View from stateline ridge
View from stateline ridge with an unnamed lake far below on the Montana side
View from stateline ridge with an unnamed lake far below on the Montana side
Wildflowers in full bloom
Wildflowers in full bloom
Pleasant hiking on the stateline trail across a number of talus slopes
Pleasant hiking on the stateline trail across a number of talus slopes
Looking west down into the Idaho side
Looking west down into the Idaho side
Lower Glidden Lake
Lower Glidden Lake
Stateline trail
Stateline trail
View from upper portion of Glidden Creek trail
View from upper portion of Glidden Creek trail
Lots of downed trees blocking the Glidden Creek trail
Lots of downed trees blocking the Glidden Creek trail
Glidden Creek and a happy Naughty
Glidden Creek and a happy Naughty
Yup, the trail leads right through this…
Yup, the trail leads right through this…
Shortly past the Glidden Creek crossing the trail is nicely cleaned up.
Shortly past the Glidden Creek crossing the trail is nicely cleaned up.
Naughty on Glidden Creek trail
Naughty on Glidden Creek trail
Prospect Creek Road (FH9)
Prospect Creek Road (FH9)
Prospect Creek below in the valley
Prospect Creek below in the valley
Looking down the pipeline easement
Looking down the pipeline easement
Connector trail to Blossom Lake
Connector trail to Blossom Lake
Yeah, it was sunny!!
Yeah, it was sunny!!
The obligatory carcass. For the record, Naughty had nothing to do with its demise.
The obligatory carcass. For the record, Naughty had nothing to do with its demise.
Lost GPS connectivity for about a mile up on the stateline trail, just before the Glidden Creek fork. In pink the Revett Lake trail; in dark brown the Blossom Lakes Loop
Lost GPS connectivity for about a mile up on the stateline trail, just before the Glidden Creek fork. In pink the Revett Lake trail; in dark brown the Blossom Lakes Loop
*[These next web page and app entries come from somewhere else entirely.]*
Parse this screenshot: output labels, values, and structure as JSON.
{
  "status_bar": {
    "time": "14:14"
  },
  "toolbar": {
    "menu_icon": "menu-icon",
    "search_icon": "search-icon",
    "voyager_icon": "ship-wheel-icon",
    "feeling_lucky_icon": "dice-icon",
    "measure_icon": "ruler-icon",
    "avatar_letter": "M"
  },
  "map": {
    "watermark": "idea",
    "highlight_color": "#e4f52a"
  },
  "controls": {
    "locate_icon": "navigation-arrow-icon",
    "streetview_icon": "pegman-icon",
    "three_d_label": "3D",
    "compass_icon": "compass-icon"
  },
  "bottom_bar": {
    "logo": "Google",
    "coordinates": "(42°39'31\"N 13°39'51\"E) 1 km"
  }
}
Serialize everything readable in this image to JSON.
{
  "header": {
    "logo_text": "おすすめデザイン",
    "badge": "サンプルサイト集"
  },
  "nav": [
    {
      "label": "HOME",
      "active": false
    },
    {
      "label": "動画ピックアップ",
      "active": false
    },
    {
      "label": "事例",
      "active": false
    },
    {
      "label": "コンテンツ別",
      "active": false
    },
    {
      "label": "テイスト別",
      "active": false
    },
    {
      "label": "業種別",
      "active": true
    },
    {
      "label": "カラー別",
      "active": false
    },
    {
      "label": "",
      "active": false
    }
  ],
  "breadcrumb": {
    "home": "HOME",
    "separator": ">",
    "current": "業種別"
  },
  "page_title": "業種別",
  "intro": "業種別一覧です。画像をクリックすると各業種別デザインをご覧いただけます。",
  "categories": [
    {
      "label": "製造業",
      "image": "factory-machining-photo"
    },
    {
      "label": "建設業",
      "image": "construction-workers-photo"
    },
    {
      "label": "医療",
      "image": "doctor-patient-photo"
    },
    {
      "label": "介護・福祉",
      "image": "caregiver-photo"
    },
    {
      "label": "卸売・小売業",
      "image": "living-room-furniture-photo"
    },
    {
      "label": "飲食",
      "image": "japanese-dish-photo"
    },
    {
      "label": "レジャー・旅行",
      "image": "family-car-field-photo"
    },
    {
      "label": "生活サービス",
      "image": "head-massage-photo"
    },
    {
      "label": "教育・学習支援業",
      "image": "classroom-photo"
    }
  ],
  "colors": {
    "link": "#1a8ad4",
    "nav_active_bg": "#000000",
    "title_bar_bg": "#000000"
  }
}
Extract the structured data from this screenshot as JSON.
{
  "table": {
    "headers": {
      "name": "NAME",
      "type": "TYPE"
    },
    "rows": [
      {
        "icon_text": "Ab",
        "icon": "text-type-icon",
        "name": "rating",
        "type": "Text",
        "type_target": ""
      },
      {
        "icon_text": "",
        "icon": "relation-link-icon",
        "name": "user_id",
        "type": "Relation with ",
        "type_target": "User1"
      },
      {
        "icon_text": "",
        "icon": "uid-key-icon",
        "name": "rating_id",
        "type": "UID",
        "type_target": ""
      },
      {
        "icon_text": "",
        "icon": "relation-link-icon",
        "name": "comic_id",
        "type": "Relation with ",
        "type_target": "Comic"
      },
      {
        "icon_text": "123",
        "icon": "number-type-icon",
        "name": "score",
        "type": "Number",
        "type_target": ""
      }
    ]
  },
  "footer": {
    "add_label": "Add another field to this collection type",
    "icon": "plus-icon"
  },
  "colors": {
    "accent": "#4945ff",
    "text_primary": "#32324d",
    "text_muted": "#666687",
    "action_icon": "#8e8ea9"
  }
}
Things to Consider

  • Lower Blossom Lake (the nearest lake) is about 6 miles roundtrip


© 2016 – 2017 NaughtyHiker. All rights reserved. No duplication without permission.

Advertisements

2 Comments Add yours

  1. montucky says:

    Nice series of photos and very good narrative!

    Liked by 1 person

  2. naughtyhiker says:

    Thanks! I appreciate the feedback. It’s a nice place to hike when it’s hot…

    Liked by 1 person

Leave a Reply

Fill in your details below or click an icon to log in:

WordPress.com Logo

You are commenting using your WordPress.com account. Log Out / Change )

Twitter picture

You are commenting using your Twitter account. Log Out / Change )

Facebook photo

You are commenting using your Facebook account. Log Out / Change )

Google+ photo

You are commenting using your Google+ account. Log Out / Change )

Connecting to %s